Input START

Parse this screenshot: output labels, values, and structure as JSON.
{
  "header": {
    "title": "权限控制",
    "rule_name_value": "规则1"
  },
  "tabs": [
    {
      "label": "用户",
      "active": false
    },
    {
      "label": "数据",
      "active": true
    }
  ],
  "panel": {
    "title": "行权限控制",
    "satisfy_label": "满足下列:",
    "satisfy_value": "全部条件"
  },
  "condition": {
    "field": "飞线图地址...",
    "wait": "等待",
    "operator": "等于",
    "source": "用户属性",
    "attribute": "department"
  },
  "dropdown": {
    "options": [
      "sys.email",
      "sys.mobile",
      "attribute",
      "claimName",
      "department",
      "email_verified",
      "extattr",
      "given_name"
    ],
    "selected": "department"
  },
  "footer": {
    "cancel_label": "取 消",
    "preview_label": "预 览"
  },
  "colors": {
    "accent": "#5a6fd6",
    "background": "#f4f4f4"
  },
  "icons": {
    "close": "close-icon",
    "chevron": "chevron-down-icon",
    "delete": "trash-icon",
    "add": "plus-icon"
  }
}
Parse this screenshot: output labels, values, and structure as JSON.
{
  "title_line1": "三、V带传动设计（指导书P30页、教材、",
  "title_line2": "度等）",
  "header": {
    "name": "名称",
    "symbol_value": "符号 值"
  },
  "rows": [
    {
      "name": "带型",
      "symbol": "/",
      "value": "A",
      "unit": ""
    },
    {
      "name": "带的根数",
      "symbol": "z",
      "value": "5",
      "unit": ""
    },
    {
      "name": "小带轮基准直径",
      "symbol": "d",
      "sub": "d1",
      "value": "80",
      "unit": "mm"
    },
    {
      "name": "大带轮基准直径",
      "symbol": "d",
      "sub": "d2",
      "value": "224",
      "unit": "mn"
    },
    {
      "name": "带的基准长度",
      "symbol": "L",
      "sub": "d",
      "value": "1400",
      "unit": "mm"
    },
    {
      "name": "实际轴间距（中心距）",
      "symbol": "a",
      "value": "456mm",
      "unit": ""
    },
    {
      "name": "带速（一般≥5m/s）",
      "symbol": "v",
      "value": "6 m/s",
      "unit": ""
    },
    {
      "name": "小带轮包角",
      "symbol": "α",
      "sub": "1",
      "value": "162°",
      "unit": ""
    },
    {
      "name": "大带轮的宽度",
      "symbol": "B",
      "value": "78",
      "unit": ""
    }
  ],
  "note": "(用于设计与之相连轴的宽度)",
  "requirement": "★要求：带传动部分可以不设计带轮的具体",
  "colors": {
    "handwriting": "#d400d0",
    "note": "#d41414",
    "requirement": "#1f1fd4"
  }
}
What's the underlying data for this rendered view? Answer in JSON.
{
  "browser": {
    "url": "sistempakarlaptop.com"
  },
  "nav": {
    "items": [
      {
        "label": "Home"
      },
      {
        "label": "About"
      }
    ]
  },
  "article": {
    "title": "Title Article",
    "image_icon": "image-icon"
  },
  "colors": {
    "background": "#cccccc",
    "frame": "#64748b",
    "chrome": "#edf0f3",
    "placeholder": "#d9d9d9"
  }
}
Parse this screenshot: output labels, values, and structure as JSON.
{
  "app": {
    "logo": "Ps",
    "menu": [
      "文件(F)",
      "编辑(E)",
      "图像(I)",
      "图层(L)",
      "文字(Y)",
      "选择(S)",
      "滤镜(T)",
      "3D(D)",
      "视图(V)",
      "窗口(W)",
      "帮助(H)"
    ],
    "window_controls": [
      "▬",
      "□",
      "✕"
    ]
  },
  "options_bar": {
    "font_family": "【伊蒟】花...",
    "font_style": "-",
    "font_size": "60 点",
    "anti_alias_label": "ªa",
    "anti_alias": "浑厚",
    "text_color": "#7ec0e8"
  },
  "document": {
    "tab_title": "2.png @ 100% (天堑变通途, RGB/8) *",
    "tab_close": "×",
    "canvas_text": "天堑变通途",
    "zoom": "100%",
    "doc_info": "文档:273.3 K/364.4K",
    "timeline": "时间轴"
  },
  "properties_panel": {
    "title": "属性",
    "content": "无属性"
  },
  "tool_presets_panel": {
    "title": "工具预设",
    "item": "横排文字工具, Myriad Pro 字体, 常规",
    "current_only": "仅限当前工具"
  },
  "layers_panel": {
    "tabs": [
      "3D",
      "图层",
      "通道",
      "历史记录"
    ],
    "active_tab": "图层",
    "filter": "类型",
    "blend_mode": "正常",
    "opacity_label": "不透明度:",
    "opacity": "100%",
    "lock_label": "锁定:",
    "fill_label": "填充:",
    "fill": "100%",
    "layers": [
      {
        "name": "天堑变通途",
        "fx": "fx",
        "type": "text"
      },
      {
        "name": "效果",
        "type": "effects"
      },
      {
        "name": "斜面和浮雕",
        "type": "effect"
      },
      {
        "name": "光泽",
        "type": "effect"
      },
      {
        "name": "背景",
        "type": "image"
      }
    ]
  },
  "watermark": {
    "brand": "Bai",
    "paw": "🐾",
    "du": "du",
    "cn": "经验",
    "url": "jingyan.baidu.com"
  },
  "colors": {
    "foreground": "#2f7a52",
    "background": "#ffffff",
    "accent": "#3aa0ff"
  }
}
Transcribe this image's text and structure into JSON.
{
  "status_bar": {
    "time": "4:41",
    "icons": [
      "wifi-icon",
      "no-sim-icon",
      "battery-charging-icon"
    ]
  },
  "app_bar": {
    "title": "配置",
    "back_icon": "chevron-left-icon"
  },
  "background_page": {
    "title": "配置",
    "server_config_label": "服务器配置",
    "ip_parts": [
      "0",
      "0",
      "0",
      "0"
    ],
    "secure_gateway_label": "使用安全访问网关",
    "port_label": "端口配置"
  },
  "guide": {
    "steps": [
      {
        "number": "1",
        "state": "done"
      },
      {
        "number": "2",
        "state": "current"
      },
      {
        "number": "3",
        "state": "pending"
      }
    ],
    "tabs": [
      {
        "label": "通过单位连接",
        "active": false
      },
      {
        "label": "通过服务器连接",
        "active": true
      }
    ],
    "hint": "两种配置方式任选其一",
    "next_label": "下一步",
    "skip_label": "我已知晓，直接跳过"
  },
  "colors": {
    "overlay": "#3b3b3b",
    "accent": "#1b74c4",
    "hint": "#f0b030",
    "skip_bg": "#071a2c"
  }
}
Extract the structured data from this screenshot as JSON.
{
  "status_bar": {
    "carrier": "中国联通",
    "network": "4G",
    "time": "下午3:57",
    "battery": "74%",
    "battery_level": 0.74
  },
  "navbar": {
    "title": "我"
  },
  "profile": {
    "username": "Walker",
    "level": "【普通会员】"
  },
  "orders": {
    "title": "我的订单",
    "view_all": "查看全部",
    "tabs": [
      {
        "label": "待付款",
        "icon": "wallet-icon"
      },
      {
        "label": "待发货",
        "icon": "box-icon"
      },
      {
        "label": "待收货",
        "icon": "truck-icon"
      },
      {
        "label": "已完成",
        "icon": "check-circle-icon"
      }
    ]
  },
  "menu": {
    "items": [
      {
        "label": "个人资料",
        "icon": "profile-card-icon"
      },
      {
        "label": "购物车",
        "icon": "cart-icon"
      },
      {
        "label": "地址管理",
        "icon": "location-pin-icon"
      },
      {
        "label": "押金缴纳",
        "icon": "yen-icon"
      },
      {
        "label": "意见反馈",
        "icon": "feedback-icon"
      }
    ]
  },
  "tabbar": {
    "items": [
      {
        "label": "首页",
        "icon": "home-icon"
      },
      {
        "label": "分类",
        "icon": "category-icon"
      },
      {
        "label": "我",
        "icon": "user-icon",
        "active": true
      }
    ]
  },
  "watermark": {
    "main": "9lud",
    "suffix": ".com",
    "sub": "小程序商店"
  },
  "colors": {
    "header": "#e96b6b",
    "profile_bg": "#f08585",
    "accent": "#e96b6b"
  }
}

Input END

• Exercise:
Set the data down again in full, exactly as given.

• Solution:
Parse this screenshot: output labels, values, and structure as JSON.
{
  "header": {
    "title": "权限控制",
    "rule_name_value": "规则1"
  },
  "tabs": [
    {
      "label": "用户",
      "active": false
    },
    {
      "label": "数据",
      "active": true
    }
  ],
  "panel": {
    "title": "行权限控制",
    "satisfy_label": "满足下列:",
    "satisfy_value": "全部条件"
  },
  "condition": {
    "field": "飞线图地址...",
    "wait": "等待",
    "operator": "等于",
    "source": "用户属性",
    "attribute": "department"
  },
  "dropdown": {
    "options": [
      "sys.email",
      "sys.mobile",
      "attribute",
      "claimName",
      "department",
      "email_verified",
      "extattr",
      "given_name"
    ],
    "selected": "department"
  },
  "footer": {
    "cancel_label": "取 消",
    "preview_label": "预 览"
  },
  "colors": {
    "accent": "#5a6fd6",
    "background": "#f4f4f4"
  },
  "icons": {
    "close": "close-icon",
    "chevron": "chevron-down-icon",
    "delete": "trash-icon",
    "add": "plus-icon"
  }
}
Parse this screenshot: output labels, values, and structure as JSON.
{
  "title_line1": "三、V带传动设计（指导书P30页、教材、",
  "title_line2": "度等）",
  "header": {
    "name": "名称",
    "symbol_value": "符号 值"
  },
  "rows": [
    {
      "name": "带型",
      "symbol": "/",
      "value": "A",
      "unit": ""
    },
    {
      "name": "带的根数",
      "symbol": "z",
      "value": "5",
      "unit": ""
    },
    {
      "name": "小带轮基准直径",
      "symbol": "d",
      "sub": "d1",
      "value": "80",
      "unit": "mm"
    },
    {
      "name": "大带轮基准直径",
      "symbol": "d",
      "sub": "d2",
      "value": "224",
      "unit": "mn"
    },
    {
      "name": "带的基准长度",
      "symbol": "L",
      "sub": "d",
      "value": "1400",
      "unit": "mm"
    },
    {
      "name": "实际轴间距（中心距）",
      "symbol": "a",
      "value": "456mm",
      "unit": ""
    },
    {
      "name": "带速（一般≥5m/s）",
      "symbol": "v",
      "value": "6 m/s",
      "unit": ""
    },
    {
      "name": "小带轮包角",
      "symbol": "α",
      "sub": "1",
      "value": "162°",
      "unit": ""
    },
    {
      "name": "大带轮的宽度",
      "symbol": "B",
      "value": "78",
      "unit": ""
    }
  ],
  "note": "(用于设计与之相连轴的宽度)",
  "requirement": "★要求：带传动部分可以不设计带轮的具体",
  "colors": {
    "handwriting": "#d400d0",
    "note": "#d41414",
    "requirement": "#1f1fd4"
  }
}
What's the underlying data for this rendered view? Answer in JSON.
{
  "browser": {
    "url": "sistempakarlaptop.com"
  },
  "nav": {
    "items": [
      {
        "label": "Home"
      },
      {
        "label": "About"
      }
    ]
  },
  "article": {
    "title": "Title Article",
    "image_icon": "image-icon"
  },
  "colors": {
    "background": "#cccccc",
    "frame": "#64748b",
    "chrome": "#edf0f3",
    "placeholder": "#d9d9d9"
  }
}
Parse this screenshot: output labels, values, and structure as JSON.
{
  "app": {
    "logo": "Ps",
    "menu": [
      "文件(F)",
      "编辑(E)",
      "图像(I)",
      "图层(L)",
      "文字(Y)",
      "选择(S)",
      "滤镜(T)",
      "3D(D)",
      "视图(V)",
      "窗口(W)",
      "帮助(H)"
    ],
    "window_controls": [
      "▬",
      "□",
      "✕"
    ]
  },
  "options_bar": {
    "font_family": "【伊蒟】花...",
    "font_style": "-",
    "font_size": "60 点",
    "anti_alias_label": "ªa",
    "anti_alias": "浑厚",
    "text_color": "#7ec0e8"
  },
  "document": {
    "tab_title": "2.png @ 100% (天堑变通途, RGB/8) *",
    "tab_close": "×",
    "canvas_text": "天堑变通途",
    "zoom": "100%",
    "doc_info": "文档:273.3 K/364.4K",
    "timeline": "时间轴"
  },
  "properties_panel": {
    "title": "属性",
    "content": "无属性"
  },
  "tool_presets_panel": {
    "title": "工具预设",
    "item": "横排文字工具, Myriad Pro 字体, 常规",
    "current_only": "仅限当前工具"
  },
  "layers_panel": {
    "tabs": [
      "3D",
      "图层",
      "通道",
      "历史记录"
    ],
    "active_tab": "图层",
    "filter": "类型",
    "blend_mode": "正常",
    "opacity_label": "不透明度:",
    "opacity": "100%",
    "lock_label": "锁定:",
    "fill_label": "填充:",
    "fill": "100%",
    "layers": [
      {
        "name": "天堑变通途",
        "fx": "fx",
        "type": "text"
      },
      {
        "name": "效果",
        "type": "effects"
      },
      {
        "name": "斜面和浮雕",
        "type": "effect"
      },
      {
        "name": "光泽",
        "type": "effect"
      },
      {
        "name": "背景",
        "type": "image"
      }
    ]
  },
  "watermark": {
    "brand": "Bai",
    "paw": "🐾",
    "du": "du",
    "cn": "经验",
    "url": "jingyan.baidu.com"
  },
  "colors": {
    "foreground": "#2f7a52",
    "background": "#ffffff",
    "accent": "#3aa0ff"
  }
}
Transcribe this image's text and structure into JSON.
{
  "status_bar": {
    "time": "4:41",
    "icons": [
      "wifi-icon",
      "no-sim-icon",
      "battery-charging-icon"
    ]
  },
  "app_bar": {
    "title": "配置",
    "back_icon": "chevron-left-icon"
  },
  "background_page": {
    "title": "配置",
    "server_config_label": "服务器配置",
    "ip_parts": [
      "0",
      "0",
      "0",
      "0"
    ],
    "secure_gateway_label": "使用安全访问网关",
    "port_label": "端口配置"
  },
  "guide": {
    "steps": [
      {
        "number": "1",
        "state": "done"
      },
      {
        "number": "2",
        "state": "current"
      },
      {
        "number": "3",
        "state": "pending"
      }
    ],
    "tabs": [
      {
        "label": "通过单位连接",
        "active": false
      },
      {
        "label": "通过服务器连接",
        "active": true
      }
    ],
    "hint": "两种配置方式任选其一",
    "next_label": "下一步",
    "skip_label": "我已知晓，直接跳过"
  },
  "colors": {
    "overlay": "#3b3b3b",
    "accent": "#1b74c4",
    "hint": "#f0b030",
    "skip_bg": "#071a2c"
  }
}
Extract the structured data from this screenshot as JSON.
{
  "status_bar": {
    "carrier": "中国联通",
    "network": "4G",
    "time": "下午3:57",
    "battery": "74%",
    "battery_level": 0.74
  },
  "navbar": {
    "title": "我"
  },
  "profile": {
    "username": "Walker",
    "level": "【普通会员】"
  },
  "orders": {
    "title": "我的订单",
    "view_all": "查看全部",
    "tabs": [
      {
        "label": "待付款",
        "icon": "wallet-icon"
      },
      {
        "label": "待发货",
        "icon": "box-icon"
      },
      {
        "label": "待收货",
        "icon": "truck-icon"
      },
      {
        "label": "已完成",
        "icon": "check-circle-icon"
      }
    ]
  },
  "menu": {
    "items": [
      {
        "label": "个人资料",
        "icon": "profile-card-icon"
      },
      {
        "label": "购物车",
        "icon": "cart-icon"
      },
      {
        "label": "地址管理",
        "icon": "location-pin-icon"
      },
      {
        "label": "押金缴纳",
        "icon": "yen-icon"
      },
      {
        "label": "意见反馈",
        "icon": "feedback-icon"
      }
    ]
  },
  "tabbar": {
    "items": [
      {
        "label": "首页",
        "icon": "home-icon"
      },
      {
        "label": "分类",
        "icon": "category-icon"
      },
      {
        "label": "我",
        "icon": "user-icon",
        "active": true
      }
    ]
  },
  "watermark": {
    "main": "9lud",
    "suffix": ".com",
    "sub": "小程序商店"
  },
  "colors": {
    "header": "#e96b6b",
    "profile_bg": "#f08585",
    "accent": "#e96b6b"
  }
}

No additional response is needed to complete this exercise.